Work through the listing below and state how many of its lines hold the word "note". Give no other output.

------------------------------------

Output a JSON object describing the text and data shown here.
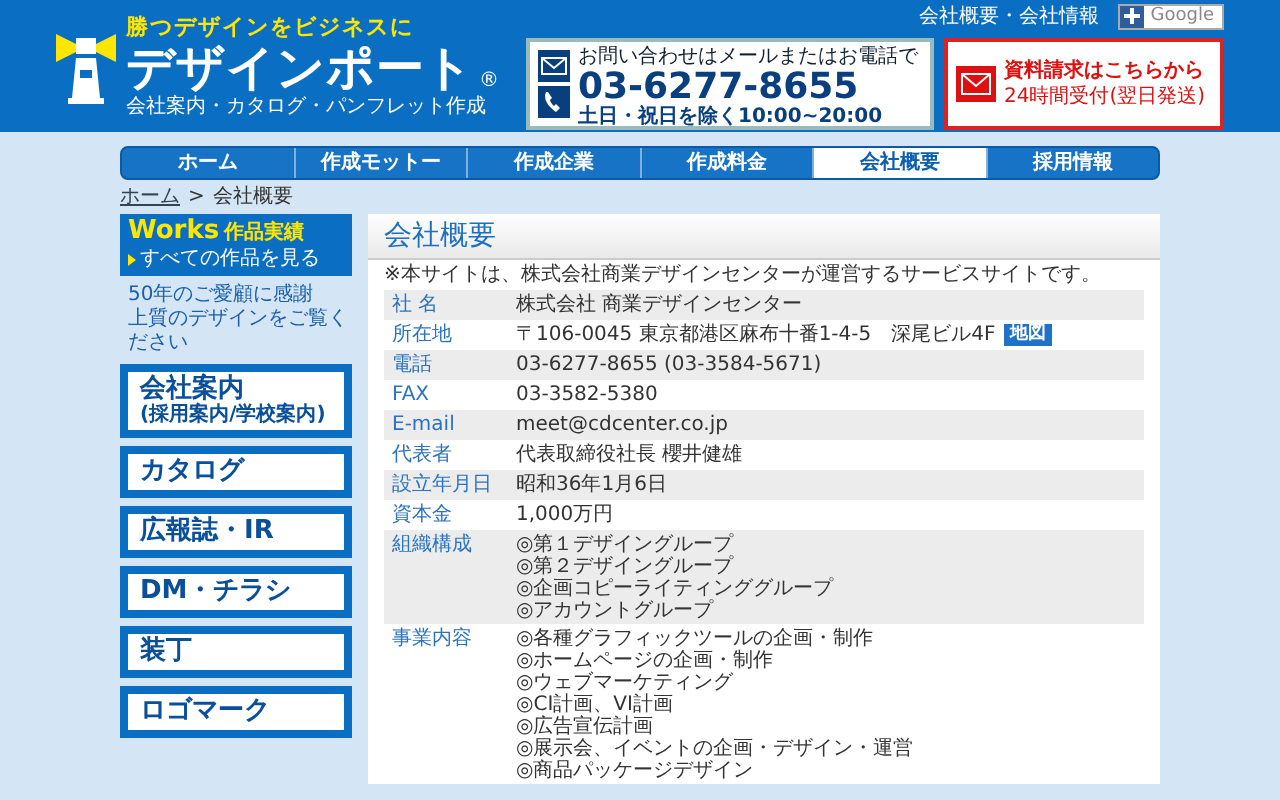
{
  "header": {
    "tagline": "勝つデザインをビジネスに",
    "logo": "デザインポート",
    "logo_mark": "®",
    "subtitle": "会社案内・カタログ・パンフレット作成",
    "top_link": "会社概要・会社情報",
    "google_button": "Google",
    "contact": {
      "note": "お問い合わせはメールまたはお電話で",
      "phone": "03-6277-8655",
      "hours": "土日・祝日を除く10:00~20:00"
    },
    "request": {
      "title": "資料請求はこちらから",
      "sub": "24時間受付(翌日発送)"
    }
  },
  "nav": [
    {
      "label": "ホーム",
      "selected": false
    },
    {
      "label": "作成モットー",
      "selected": false
    },
    {
      "label": "作成企業",
      "selected": false
    },
    {
      "label": "作成料金",
      "selected": false
    },
    {
      "label": "会社概要",
      "selected": true
    },
    {
      "label": "採用情報",
      "selected": false
    }
  ],
  "breadcrumb": [
    {
      "label": "ホーム",
      "kind": "link"
    },
    {
      "label": ">",
      "kind": "separator"
    },
    {
      "label": "会社概要",
      "kind": "current"
    }
  ],
  "sidebar": {
    "works_title": "Works",
    "works_sub": "作品実績",
    "works_link": "すべての作品を見る",
    "intro": [
      "50年のご愛顧に感謝",
      "上質のデザインをご覧ください"
    ],
    "categories": [
      {
        "title": "会社案内",
        "sub": "(採用案内/学校案内)"
      },
      {
        "title": "カタログ"
      },
      {
        "title": "広報誌・IR"
      },
      {
        "title": "DM・チラシ"
      },
      {
        "title": "装丁"
      },
      {
        "title": "ロゴマーク"
      }
    ]
  },
  "content": {
    "title": "会社概要",
    "note": "※本サイトは、株式会社商業デザインセンターが運営するサービスサイトです。",
    "rows": [
      {
        "kind": "text",
        "label": "社 名",
        "value": "株式会社 商業デザインセンター"
      },
      {
        "kind": "address",
        "label": "所在地",
        "value": "〒106-0045 東京都港区麻布十番1-4-5　深尾ビル4F",
        "button": "地図"
      },
      {
        "kind": "text",
        "label": "電話",
        "value": "03-6277-8655 (03-3584-5671)"
      },
      {
        "kind": "text",
        "label": "FAX",
        "value": "03-3582-5380"
      },
      {
        "kind": "text",
        "label": "E-mail",
        "value": "meet@cdcenter.co.jp"
      },
      {
        "kind": "text",
        "label": "代表者",
        "value": "代表取締役社長 櫻井健雄"
      },
      {
        "kind": "text",
        "label": "設立年月日",
        "value": "昭和36年1月6日"
      },
      {
        "kind": "text",
        "label": "資本金",
        "value": "1,000万円"
      },
      {
        "kind": "list",
        "label": "組織構成",
        "items": [
          "◎第１デザイングループ",
          "◎第２デザイングループ",
          "◎企画コピーライティンググループ",
          "◎アカウントグループ"
        ]
      },
      {
        "kind": "list",
        "label": "事業内容",
        "items": [
          "◎各種グラフィックツールの企画・制作",
          "◎ホームページの企画・制作",
          "◎ウェブマーケティング",
          "◎CI計画、VI計画",
          "◎広告宣伝計画",
          "◎展示会、イベントの企画・デザイン・運営",
          "◎商品パッケージデザイン"
        ]
      }
    ]
  }
}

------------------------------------

Solution
2